Ironic, as it is actually Mackenzie who holds the distinction of leading the first recorded crossing of North America, not Lewis and Clark. In 1793, Mackenzie made a second attempt to cross the continent, over an extremely rugged section of modern-day British Columbia. He reached the Pacific north of Vancouver, and in so doing, beat Lewis and Clark by a dozen years. Mackenzie’s published memoir of the trip inspired Thomas Jefferson to send Lewis and Clark at all, and they carried a copy of the best-selling book in their canoe.
~ Brian Castner
If you are not following Atlas Obscura you are seriously missing out. I had an idea much like it, about 20 years ago and I never followed through. Meanwhile they have done it WAY better than I think I could have. Every day they post a couple of obscure things about our world.
This particular item is SOOOOO MUCH FUN! I thought (ie, I was told, in primary school and high school) that Lewis & Clark were these great adventurers who set out across the …. NOT. They took a copy of this other guy’s book with them.
Meanwhile, Internet for the win! As you read the story — seriously. go! — it talks about a “bend in the river” where they misjudged how much it was redirecting them. (Complicated by no maps, bad magnetic north issues in that area, etc) And TODAY you can go to this Google map link and you can see it’s like… “Yay! We’re going west on this river and we’re going to reach the Pacific ocean by going below Alaska…” *sad trombone* and the river makes this VICIOUS hard-right turn and “booooo! We’re going to the Beaufort Sea in the Arctic Ocean….”
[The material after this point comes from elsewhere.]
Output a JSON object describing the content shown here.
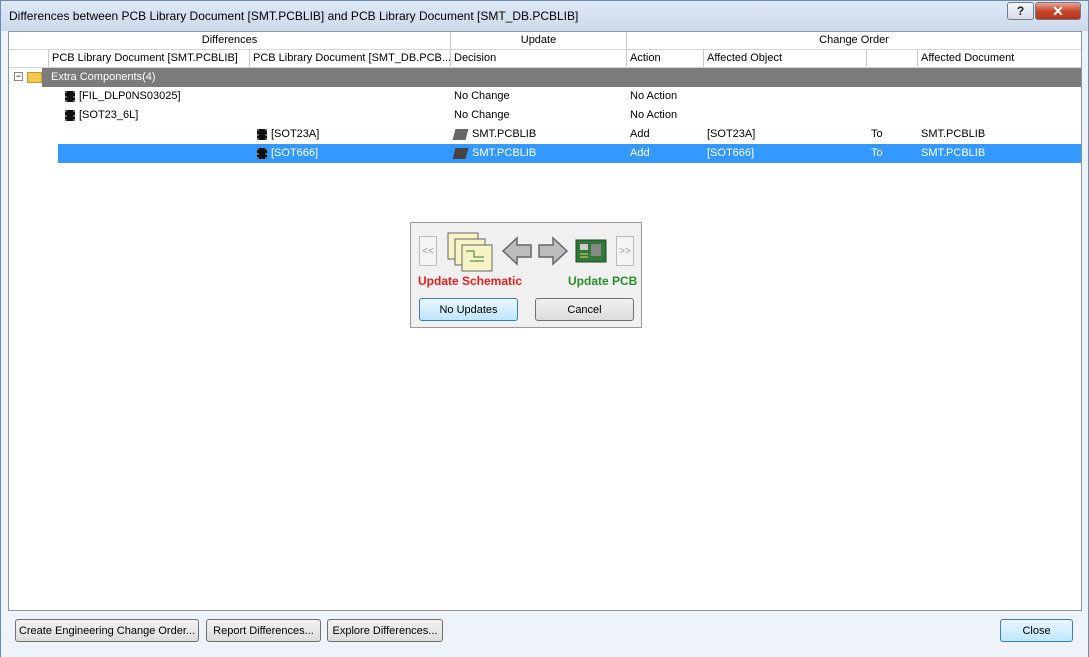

So basically all of these systems are intimately interconnected, and probably before this is done with researchers will find five more systems intimately interconnected with all of these. It might be that inflammation is the master system which causes a cascade of events in all of the others. It might be that one of the others is the master system. It might be that depression is a collection of multiple different diseases, and some are caused by one thing and others by another. It might be that looking for a “master system” is silly and that the true mathematical relationship between all of these things is such a chaotic process that all you can say is that they all stumbled together into the wrong attractor point and things deteriorated from there.
~ Scott Alexander
This is one of those stories where science has been carefully teasing something apart for many years, only to find out, in the end, that they had it all wrong along the way.
Clarity: SCIENCE FOR THE WIN.
But — via my confirmation bias — this jumps out as another place where being “certain” about things turns out to be — wait, no — I’m not certain. Dammit. Oh well, it’s just turtles all the way down.